Following the foreign policy course of the U.S., the French leadership consciously exacerbated the state of relations by accusing Russia of war crimes in Syria and threatening Russia with a trial in The Hague. Meanwhile, both France and other Western countries prefer to ignore no less “hot” and controversial operations, particularly those in Mosul and Sana, where the U.S.’s ally Saudi Arabia has long been conducting a military operation without any resolutions.
Tensions between Russia and the West
Andrei Sushentsov of MGIMO University and the Valdai Club maintains that, even with events in Syria, the actual level of confrontation has not changed between Russia and the West. Although the mass media now pay more attention to the controversies between Russia and the U.S., thus creating an impression of the coming of the second Cold War, actually it is no more than an illusion.
According to Sushentsov, one can only talk with confidence of another round of opposition over the Syrian crisis, but there is nothing essentially new about that in terms of scale and significance. The current format of the Russian-American dialogue is a “new normal” to which both sides are beginning to adapt. Meanwhile, both the U.S. and Russia believe that time is working for them and prefer to wait without taking any real steps to change the format.
Fyodor Lukyanov, head of the Council for Foreign and Defense Policy, believes that the situation is becoming more and more tense, with the greatest threat coming from possible sudden provocations that, in the absence of normally functioning diplomatic channels between the U.S. and Russia, carry maximum risks of escalation.
Europe, which cannot reconcile with its plummeting influence on the international stage, also contributes to this situation. The European countries have long ceased to be independent power centers, but they are not ready to admit it and are willing even to flex their muscles towards Russia in an attempt to prove their significance. Of course, this only aggravates the situation.

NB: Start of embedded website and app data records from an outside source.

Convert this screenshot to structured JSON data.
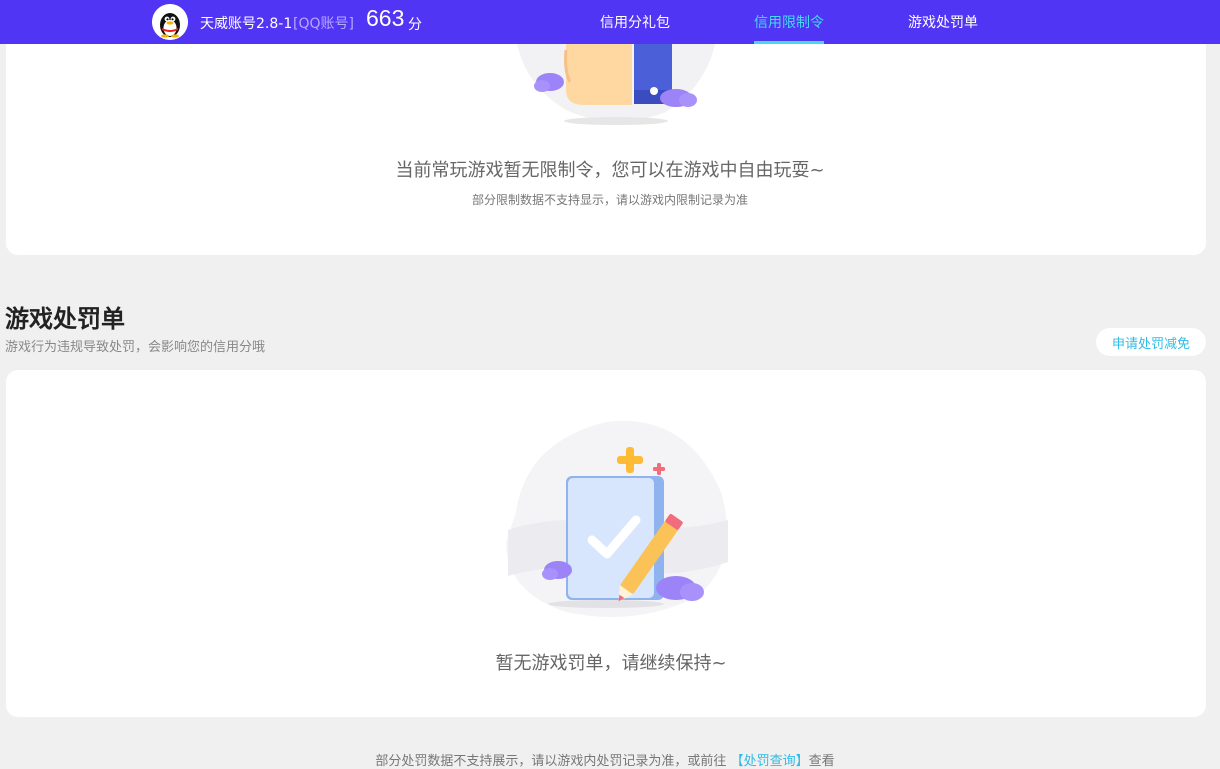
{
  "header": {
    "account_name": "天威账号2.8-1",
    "account_type": "[QQ账号]",
    "score_value": "663",
    "score_unit": "分",
    "nav": [
      {
        "label": "信用分礼包",
        "active": false
      },
      {
        "label": "信用限制令",
        "active": true
      },
      {
        "label": "游戏处罚单",
        "active": false
      }
    ]
  },
  "restriction_card": {
    "message": "当前常玩游戏暂无限制令，您可以在游戏中自由玩耍~",
    "sub_message": "部分限制数据不支持显示，请以游戏内限制记录为准"
  },
  "penalty_section": {
    "title": "游戏处罚单",
    "description": "游戏行为违规导致处罚，会影响您的信用分哦",
    "appeal_button": "申请处罚减免",
    "empty_message": "暂无游戏罚单，请继续保持~"
  },
  "footer": {
    "note_prefix": "部分处罚数据不支持展示，请以游戏内处罚记录为准，或前往",
    "link_label": "【处罚查询】",
    "note_suffix": "查看"
  },
  "colors": {
    "header_bg": "#5036f4",
    "active_nav": "#45d9f2",
    "link": "#2fbce6"
  }
}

In this connection, Lukyanov points out that Moscow’s goals are to “control the confrontation with the West, prevent it from transgressing the bounds of the rational, and at the same time, continue strengthening, by all means, Russia’s positions, relations and reputation in the rest of the world.”
Ivan Timofeev of RIAC sees the relations between Russia and the West through the prism of Russia-NATO interaction. Those relations are “serious but stable,” with a possibility of escalation. Russia and the NATO countries have been moving toward today’s deep crisis for a number of years already and have now reached a critical moment when the greatest danger is represented by the absence of normal channels for dialogue.
Timofeev suggests some measures that could normalize, or at least stabilize, the relationship -- including the continuation of the Russia–NATO Council, dialogue on conventional weapons in Europe, a pause in the expansion of NATO, and promotion of the implementation of the Minsk-2 Agreements.
Alexander Baunov, an analyst of the Carnegie Moscow Center, believes that today’s talk of escalation and crisis in Russian-American relations is due in large part to the presidential race in the U.S. It is through the prism of competition between the candidates for the seat in the White House that the recent outbursts of escalation should be seen.
At that, the expert believes that in any case, the crisis is a deep, long-term one, and Russia is pushing itself into isolation by its own hand. It is also Russia’s fault that the interaction has been led into an impasse from which no way out can be seen yet. “It is not isolation, it is conflict,” summarizes Baunov.